Chasing after a runaway train for two hours may not seem like the best way to spend a night at the cineplex, and it probably isnít. Unstoppable could be best described as a prolonged Discovery Channel documentary-style re-enactment, except with a much bigger budget and A-list stars. The picture real and gritty, with the film tinted a slight greyish hue and the camera giving us a look at the uncompromisingly unglamorous Pennsylvania suburbs and industrial districts.
While there are no big surprises to be had, a sizeable part of the movieís appeal is how relatable the characters feel, even when flung into slightly larger-than-life scenarios. Itís a film where the heroes are blue-collar workers, not Hollywood movie stars. And it is certainly better than Tony Scottís previous train-related film starring Denzel Washington, the mediocre remake The Taking of Pelham 1 2 3.
The film also contains aspects of a good old-fashioned action thriller: the intensity feels heightened yet real and the action set-pieces are staged with fine pacing and carry much weight. When the #777 bashes through the obstacles in its path, you can truly feel the heft of that machine barrelling towards the screen.

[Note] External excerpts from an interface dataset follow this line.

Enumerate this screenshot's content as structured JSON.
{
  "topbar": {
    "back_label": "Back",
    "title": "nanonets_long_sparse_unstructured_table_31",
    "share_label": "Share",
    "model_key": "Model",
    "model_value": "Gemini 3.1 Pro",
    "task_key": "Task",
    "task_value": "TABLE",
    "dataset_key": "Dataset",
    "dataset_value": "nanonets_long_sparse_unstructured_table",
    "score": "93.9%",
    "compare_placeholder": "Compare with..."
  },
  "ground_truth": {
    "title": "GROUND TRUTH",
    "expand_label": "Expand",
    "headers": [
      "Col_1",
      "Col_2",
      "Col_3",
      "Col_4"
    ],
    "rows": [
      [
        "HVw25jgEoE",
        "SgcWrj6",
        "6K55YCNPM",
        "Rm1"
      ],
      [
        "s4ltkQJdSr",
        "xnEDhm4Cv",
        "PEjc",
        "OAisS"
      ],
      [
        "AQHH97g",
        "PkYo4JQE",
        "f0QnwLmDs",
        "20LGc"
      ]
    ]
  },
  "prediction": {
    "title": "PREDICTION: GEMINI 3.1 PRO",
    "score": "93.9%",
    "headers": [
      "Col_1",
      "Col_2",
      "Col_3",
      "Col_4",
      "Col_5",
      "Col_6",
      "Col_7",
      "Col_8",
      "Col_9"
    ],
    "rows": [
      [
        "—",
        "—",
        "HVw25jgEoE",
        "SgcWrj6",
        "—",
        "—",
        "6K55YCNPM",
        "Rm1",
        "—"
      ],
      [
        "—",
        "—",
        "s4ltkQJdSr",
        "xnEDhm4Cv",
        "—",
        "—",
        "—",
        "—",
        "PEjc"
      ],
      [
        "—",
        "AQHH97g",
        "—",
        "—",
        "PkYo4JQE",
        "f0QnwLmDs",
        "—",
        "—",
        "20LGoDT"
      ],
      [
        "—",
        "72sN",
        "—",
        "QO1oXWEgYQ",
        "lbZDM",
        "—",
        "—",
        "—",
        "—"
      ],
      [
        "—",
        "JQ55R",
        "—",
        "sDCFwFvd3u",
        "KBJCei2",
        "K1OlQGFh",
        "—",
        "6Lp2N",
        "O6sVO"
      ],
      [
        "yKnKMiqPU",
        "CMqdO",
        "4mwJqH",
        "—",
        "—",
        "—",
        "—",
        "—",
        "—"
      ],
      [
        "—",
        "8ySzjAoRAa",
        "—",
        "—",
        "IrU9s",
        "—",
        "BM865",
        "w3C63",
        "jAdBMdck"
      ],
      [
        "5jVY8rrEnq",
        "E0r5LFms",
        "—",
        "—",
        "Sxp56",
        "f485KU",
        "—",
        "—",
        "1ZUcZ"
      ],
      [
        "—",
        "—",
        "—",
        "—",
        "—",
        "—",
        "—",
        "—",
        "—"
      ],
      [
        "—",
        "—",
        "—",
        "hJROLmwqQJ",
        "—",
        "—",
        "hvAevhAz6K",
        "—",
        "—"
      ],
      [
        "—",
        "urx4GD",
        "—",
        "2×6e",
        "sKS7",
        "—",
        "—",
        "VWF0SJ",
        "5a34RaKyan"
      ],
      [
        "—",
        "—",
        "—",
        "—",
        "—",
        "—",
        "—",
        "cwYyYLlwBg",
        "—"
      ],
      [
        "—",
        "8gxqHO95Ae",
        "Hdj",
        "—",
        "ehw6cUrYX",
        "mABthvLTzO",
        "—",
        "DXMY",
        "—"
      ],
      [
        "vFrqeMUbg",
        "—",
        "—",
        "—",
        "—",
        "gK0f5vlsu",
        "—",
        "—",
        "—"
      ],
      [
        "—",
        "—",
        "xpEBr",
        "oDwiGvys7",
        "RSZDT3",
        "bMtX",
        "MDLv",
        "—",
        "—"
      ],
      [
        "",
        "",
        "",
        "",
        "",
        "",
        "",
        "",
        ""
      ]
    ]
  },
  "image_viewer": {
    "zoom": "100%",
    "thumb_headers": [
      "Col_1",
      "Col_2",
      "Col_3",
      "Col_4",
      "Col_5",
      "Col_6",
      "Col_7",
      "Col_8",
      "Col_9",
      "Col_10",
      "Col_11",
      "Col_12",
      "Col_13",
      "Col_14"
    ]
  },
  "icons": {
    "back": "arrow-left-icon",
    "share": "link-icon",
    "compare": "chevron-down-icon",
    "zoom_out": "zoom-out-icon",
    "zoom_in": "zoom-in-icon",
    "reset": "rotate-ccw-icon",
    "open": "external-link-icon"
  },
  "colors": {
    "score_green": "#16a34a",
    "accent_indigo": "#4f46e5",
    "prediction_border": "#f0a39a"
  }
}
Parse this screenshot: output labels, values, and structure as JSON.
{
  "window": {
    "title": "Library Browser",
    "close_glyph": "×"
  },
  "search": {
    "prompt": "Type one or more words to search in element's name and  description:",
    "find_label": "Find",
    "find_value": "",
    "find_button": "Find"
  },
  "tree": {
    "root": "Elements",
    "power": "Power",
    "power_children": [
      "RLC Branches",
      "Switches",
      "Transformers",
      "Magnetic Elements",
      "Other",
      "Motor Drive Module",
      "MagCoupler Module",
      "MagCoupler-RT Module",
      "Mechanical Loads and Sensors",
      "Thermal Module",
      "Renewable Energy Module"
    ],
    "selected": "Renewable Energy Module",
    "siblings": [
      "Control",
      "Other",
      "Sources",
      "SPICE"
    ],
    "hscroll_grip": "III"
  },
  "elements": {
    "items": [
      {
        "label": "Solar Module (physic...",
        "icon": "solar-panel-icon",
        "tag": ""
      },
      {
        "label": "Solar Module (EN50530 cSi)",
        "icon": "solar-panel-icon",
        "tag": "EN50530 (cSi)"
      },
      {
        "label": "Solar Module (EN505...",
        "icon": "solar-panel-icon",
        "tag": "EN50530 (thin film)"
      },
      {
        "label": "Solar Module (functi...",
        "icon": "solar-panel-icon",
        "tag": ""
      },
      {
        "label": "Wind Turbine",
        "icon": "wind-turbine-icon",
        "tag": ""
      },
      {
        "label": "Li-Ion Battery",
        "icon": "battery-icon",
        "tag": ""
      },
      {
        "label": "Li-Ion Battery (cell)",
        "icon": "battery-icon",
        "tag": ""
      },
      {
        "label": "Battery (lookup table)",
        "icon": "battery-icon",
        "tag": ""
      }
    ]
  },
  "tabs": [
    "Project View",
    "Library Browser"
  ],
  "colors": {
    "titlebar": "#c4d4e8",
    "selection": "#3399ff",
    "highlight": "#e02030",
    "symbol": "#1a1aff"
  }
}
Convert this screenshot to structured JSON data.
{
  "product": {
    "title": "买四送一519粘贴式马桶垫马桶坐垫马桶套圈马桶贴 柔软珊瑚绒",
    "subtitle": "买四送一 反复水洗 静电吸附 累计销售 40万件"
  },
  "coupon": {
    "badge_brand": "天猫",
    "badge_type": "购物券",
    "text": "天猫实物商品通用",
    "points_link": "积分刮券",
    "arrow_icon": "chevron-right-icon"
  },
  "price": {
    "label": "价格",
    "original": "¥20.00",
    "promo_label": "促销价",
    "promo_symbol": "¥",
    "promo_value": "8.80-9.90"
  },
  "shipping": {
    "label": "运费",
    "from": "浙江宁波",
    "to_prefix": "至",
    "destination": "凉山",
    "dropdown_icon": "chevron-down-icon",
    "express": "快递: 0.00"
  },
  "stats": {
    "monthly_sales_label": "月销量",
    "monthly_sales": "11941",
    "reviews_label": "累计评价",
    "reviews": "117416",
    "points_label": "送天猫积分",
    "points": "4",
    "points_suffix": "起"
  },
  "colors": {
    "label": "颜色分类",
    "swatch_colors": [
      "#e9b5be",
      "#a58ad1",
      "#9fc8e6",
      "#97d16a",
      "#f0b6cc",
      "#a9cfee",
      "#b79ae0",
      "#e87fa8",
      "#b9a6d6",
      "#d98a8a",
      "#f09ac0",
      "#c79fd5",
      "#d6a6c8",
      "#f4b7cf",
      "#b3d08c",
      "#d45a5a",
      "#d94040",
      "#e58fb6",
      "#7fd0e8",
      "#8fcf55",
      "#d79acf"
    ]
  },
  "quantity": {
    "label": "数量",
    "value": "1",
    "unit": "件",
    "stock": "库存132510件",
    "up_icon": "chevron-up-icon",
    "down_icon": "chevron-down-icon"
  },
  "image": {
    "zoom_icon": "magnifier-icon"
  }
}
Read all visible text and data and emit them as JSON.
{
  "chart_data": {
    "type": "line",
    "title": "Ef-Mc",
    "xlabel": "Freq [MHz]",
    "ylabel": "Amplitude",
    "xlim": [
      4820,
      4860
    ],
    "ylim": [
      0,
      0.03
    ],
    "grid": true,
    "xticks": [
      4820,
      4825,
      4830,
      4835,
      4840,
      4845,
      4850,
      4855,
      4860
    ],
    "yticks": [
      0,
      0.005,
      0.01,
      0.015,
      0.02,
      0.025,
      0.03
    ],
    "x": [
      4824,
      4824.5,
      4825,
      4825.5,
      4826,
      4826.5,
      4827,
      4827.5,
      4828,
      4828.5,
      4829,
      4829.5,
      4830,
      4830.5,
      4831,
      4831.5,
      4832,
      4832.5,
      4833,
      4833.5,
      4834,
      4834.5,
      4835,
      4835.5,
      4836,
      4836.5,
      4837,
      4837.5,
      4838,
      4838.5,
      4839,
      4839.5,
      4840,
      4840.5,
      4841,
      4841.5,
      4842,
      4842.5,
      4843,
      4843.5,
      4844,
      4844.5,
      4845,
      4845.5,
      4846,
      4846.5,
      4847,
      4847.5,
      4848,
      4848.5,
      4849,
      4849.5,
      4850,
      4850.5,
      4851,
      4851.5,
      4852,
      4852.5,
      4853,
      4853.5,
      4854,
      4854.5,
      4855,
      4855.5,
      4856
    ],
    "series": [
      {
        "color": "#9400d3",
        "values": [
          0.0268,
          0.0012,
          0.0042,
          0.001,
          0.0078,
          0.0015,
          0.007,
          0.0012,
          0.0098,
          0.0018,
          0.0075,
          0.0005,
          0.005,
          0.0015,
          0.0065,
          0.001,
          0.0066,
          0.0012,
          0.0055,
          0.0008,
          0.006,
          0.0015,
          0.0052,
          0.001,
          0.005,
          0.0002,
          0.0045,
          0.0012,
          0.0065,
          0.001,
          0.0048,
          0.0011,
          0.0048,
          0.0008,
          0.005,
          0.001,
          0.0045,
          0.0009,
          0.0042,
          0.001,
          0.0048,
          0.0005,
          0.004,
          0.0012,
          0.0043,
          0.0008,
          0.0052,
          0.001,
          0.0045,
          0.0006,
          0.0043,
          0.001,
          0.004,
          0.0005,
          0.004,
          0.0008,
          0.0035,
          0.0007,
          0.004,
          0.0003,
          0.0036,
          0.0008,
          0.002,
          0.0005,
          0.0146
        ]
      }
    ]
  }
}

The screenplay is also relatively tight. Nobody says more than they might in real life, and there are few superfluous lines of dialogue, as well as an appropriate smattering of brief humour. From a technical aspect, I readily bought into the filmís portrayal of the workings of locomotive transport, and at the same time, there isnít so much techno-babble as to lose the audience entirely.
Unstoppable succeeds mainly because it stays grounded, wheels-to-the-tracks, and puts across an exciting yet credible adventure, with a good sprinkling of emotion. That, supplemented by the judicious use of explosions.
RATING: 3.5/5 STARS